Frank Gehry, Frank Lloyd Wright, FMA 4th grade: A Club Spotlight on the next generation of Architects April 15, 2010Posted by jburnstein in Clubs, Mentor volunteers, Volunteering.
Ask anyone. Spring in the Metro Boston area means one thing: construction season. This is no less true in Laura Blecha, Frances Hill and Rachelle Blinoff-Mudd’s 4th grade ‘Rescue by Design’ club at the Fletcher Maynard Academy. These mentors and their girls have been prolific in their creation: bridges, towers, platforms, pyramids, arches, domes, cars, and more. They’ve used just as many different kinds of materials: gum drops, cups, toothpicks, straws, rubber bands, CDs, rolled up newspaper, sugar cubes, modeling clay, balloons… just about everything you can find in the FMA supply closets.
These mentors are special. Every Wednesday they bring with them an arsenal of tools that help them build a successful club. Beyond the materials (which they’ve mostly handled themselves since going off curriculum a few weeks ago), these mentors bring energy, patience, innovation, enthusiasm and ingenuity. They are flexible when things don’t work out as planned (apparently it takes a long time to roll up sixty-five sheets of newspaper) and amendable to using the unexpected to their advantage (“Scientifically speaking, why does dried out clay make for a bad building material?”). In this club spotlight, I am going to feature two of their most innovative and inspired sessions. It was tough, because there have been many, but the geodesic dome and sugar-cube arches won out.
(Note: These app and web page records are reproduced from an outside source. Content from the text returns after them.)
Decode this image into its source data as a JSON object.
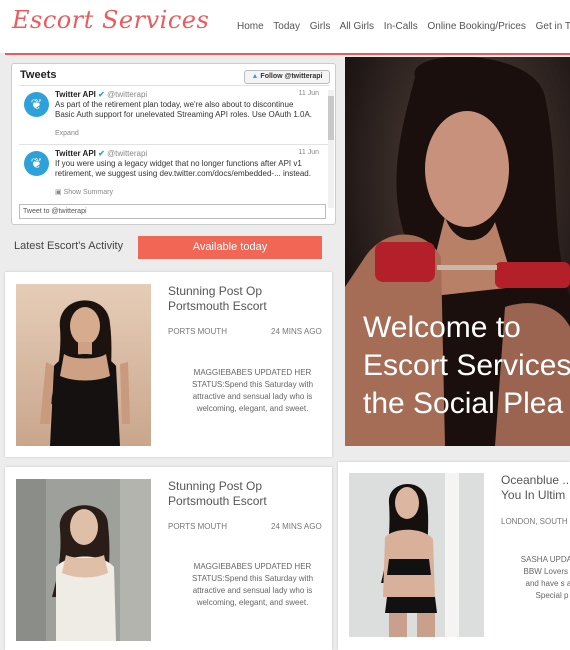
{
  "header": {
    "logo": "Escort Services",
    "nav": [
      "Home",
      "Today",
      "Girls",
      "All Girls",
      "In-Calls",
      "Online Booking/Prices",
      "Get in Touch"
    ]
  },
  "tweets": {
    "title": "Tweets",
    "follow_label": "Follow @twitterapi",
    "items": [
      {
        "name": "Twitter API",
        "handle": "@twitterapi",
        "date": "11 Jun",
        "text": "As part of the retirement plan today, we're also about to discontinue Basic Auth support for unelevated Streaming API roles. Use OAuth 1.0A.",
        "link": "Expand"
      },
      {
        "name": "Twitter API",
        "handle": "@twitterapi",
        "date": "11 Jun",
        "text": "If you were using a legacy widget that no longer functions after API v1 retirement, we suggest using dev.twitter.com/docs/embedded-... instead.",
        "link": "Show Summary"
      }
    ],
    "input_placeholder": "Tweet to @twitterapi"
  },
  "activity": {
    "label": "Latest Escort's Activity",
    "button": "Available today"
  },
  "cards": [
    {
      "title": "Stunning Post Op Portsmouth Escort",
      "location": "PORTS MOUTH",
      "time": "24 MINS AGO",
      "desc": "MAGGIEBABES UPDATED HER STATUS:Spend this Saturday with attractive and sensual lady who is welcoming, elegant, and sweet."
    },
    {
      "title": "Stunning Post Op Portsmouth Escort",
      "location": "PORTS MOUTH",
      "time": "24 MINS AGO",
      "desc": "MAGGIEBABES UPDATED HER STATUS:Spend this Saturday with attractive and sensual lady who is welcoming, elegant, and sweet."
    },
    {
      "title": "Oceanblue ... You In Ultim",
      "location": "LONDON, SOUTH",
      "time": "",
      "desc": "SASHA UPDAT you BBW Lovers CUM and have s at my Special p H"
    }
  ],
  "hero": {
    "line1": "Welcome to",
    "line2": "Escort Services",
    "line3": "the Social Plea"
  },
  "colors": {
    "accent": "#f0595c",
    "button": "#f16655",
    "twitter": "#2ea0da"
  }
}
A few weeks ago, Frances was distraught during the set up time shortly before clubs were supposed to begin. This was a surprise to me, because normally she is so peppy and put-together. She had found her own experiment to do that week with the girls – building a geodesic dome out of rolled up newspapers – but hadn’t anticipated how long it would take to prepare the materials. Without enough time to completely finish, she and the other mentors were able to improvise another activity for that week. The following week, though, she was ready. Newspapers in hand, the mentors and girls went to work on the dome. Piece by piece, they developed a system with some people as holders and other people helping out with the taping.
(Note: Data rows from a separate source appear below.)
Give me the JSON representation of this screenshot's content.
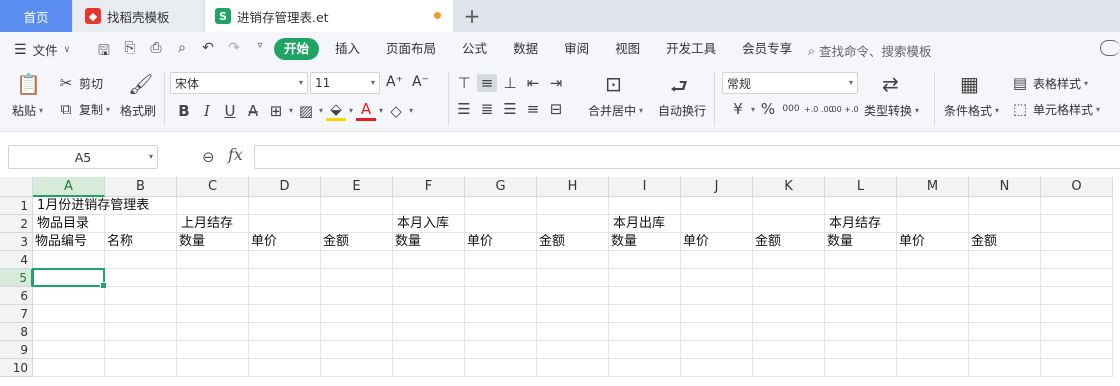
{
  "tabs": {
    "home": "首页",
    "daoke": "找稻壳模板",
    "file": "进销存管理表.et",
    "add": "+"
  },
  "menu": {
    "file_label": "文件",
    "tabs": [
      "开始",
      "插入",
      "页面布局",
      "公式",
      "数据",
      "审阅",
      "视图",
      "开发工具",
      "会员专享"
    ],
    "active_tab": "开始",
    "search_placeholder": "查找命令、搜索模板"
  },
  "ribbon": {
    "paste": "粘贴",
    "cut": "剪切",
    "copy": "复制",
    "format_painter": "格式刷",
    "font_name": "宋体",
    "font_size": "11",
    "bold": "B",
    "italic": "I",
    "underline": "U",
    "merge_center": "合并居中",
    "wrap_text": "自动换行",
    "number_format": "常规",
    "type_convert": "类型转换",
    "conditional_format": "条件格式",
    "table_style": "表格样式",
    "cell_style": "单元格样式",
    "currency": "¥",
    "percent": "%",
    "thousands": "000",
    "inc_decimal": "+.0 .00",
    "dec_decimal": ".00 +.0"
  },
  "formula_bar": {
    "name_box": "A5",
    "fx": "fx",
    "value": ""
  },
  "sheet": {
    "columns": [
      "A",
      "B",
      "C",
      "D",
      "E",
      "F",
      "G",
      "H",
      "I",
      "J",
      "K",
      "L",
      "M",
      "N",
      "O"
    ],
    "rows": [
      "1",
      "2",
      "3",
      "4",
      "5",
      "6",
      "7",
      "8",
      "9",
      "10"
    ],
    "selected_cell": "A5",
    "r1": {
      "a": "1月份进销存管理表"
    },
    "r2": {
      "a": "物品目录",
      "c": "上月结存",
      "f": "本月入库",
      "i": "本月出库",
      "l": "本月结存"
    },
    "r3": [
      "物品编号",
      "名称",
      "数量",
      "单价",
      "金额",
      "数量",
      "单价",
      "金额",
      "数量",
      "单价",
      "金额",
      "数量",
      "单价",
      "金额",
      ""
    ]
  }
}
In the final minutes of club, the dome finally came together and stood on its own. Teamwork at its best. We invited all the other clubs to come check it out, and it was clear how proud the fourth graders were as the younger girls oooh’d and ahhh’d. After taking a few pictures, we let the girls enter the structure and camp out for a bit like Eskimos in an igloo. Finally, we cleared the little ones out and had an exhilarating final few seconds as the fourth graders teared apart the thing they had worked so hard on for the last eighty minutes. A quick, fun reward for their efforts.
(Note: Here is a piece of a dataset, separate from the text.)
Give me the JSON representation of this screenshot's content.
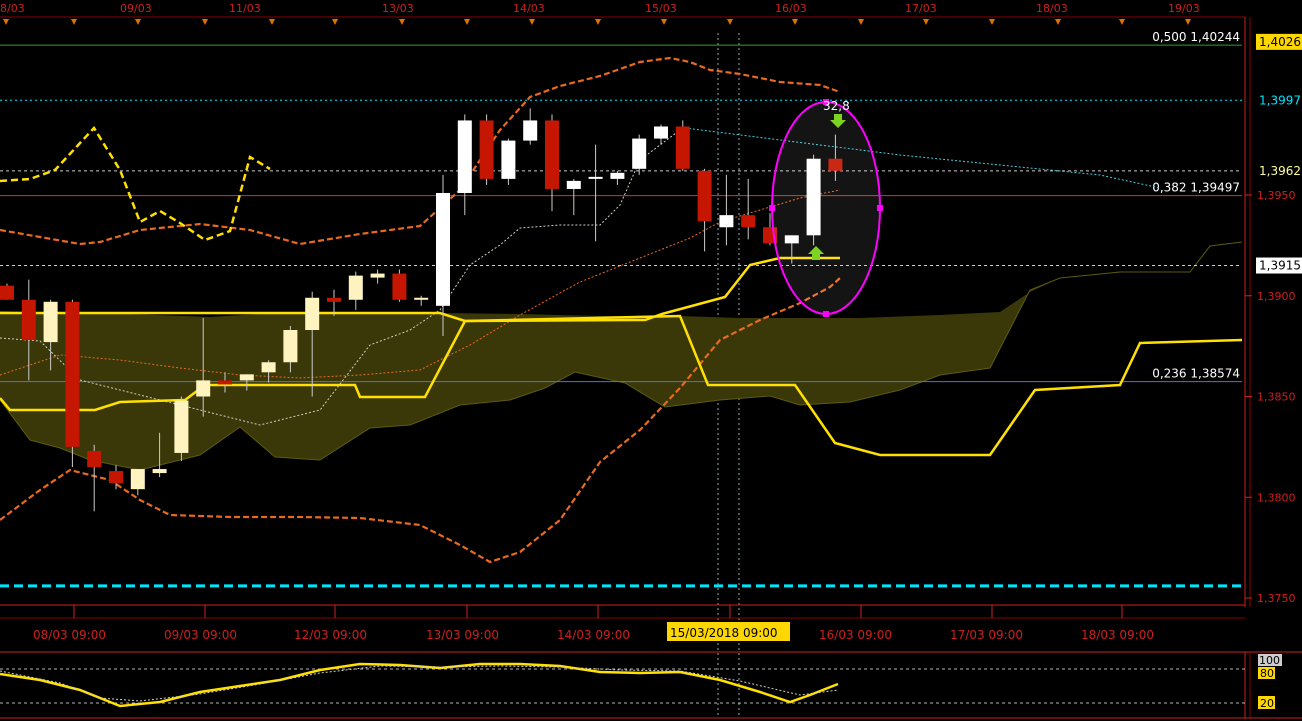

The following week, I watched Laura frantically filing away at sugar cubes in the corner of the classroom for a few minutes, like an elf in Santa’s factory on Christmas Eve. Wondering what was going on, Iasked if I could help. Eventually, I found her a knife to cut the cubes a little more efficiently. The result? Le Arc de Triomphe. Every girl made her own arch using sugar cubes filed down to different degrees. The mentors then took photos with all the girls and their finished product.
Other club highlights that didn’t make the cut (mostly due to lack of photographic evidence): Rubber band-powered cars with CDs as wheels, Platforms made from sheets of cardboard and balloons, that supported the girls’ weight, and the cup-tower challenge. The last one, especially, was a blast to watch. The girls competed to see who could build the highest tower with 70 cups in five minutes, and then the mentors and their junior mentor, Sarah Eustache, competed against each other. Frances won, proving that her half-dozen years of training as an engineer have been put to good use. Hopefully that will land on her resume some day.
This is Rachelle’s first semester with us, Frances’ second, and Laura’s FOURTH. Frances has been with the same girls all year, and Laura has been with them since Fall ’08, when they were just barely out of second grade! That kind of mentor dedication is what makes Science Club the community it is, and we are so so so grateful to the mentors who make us a priority, even with all the craziness of living the life of a scientist. I love visiting this club at FMA, because it is guaranteed that the girls will be to be active, engaged, and energized in whatever the lesson is for the day. Thanks to these mentors for inspiring me, as a staff member of SCFG.
If you’re a mentor and doing something cool in clubs, send me pictures!! I might feature you in a club spotlight blog post. email@example.com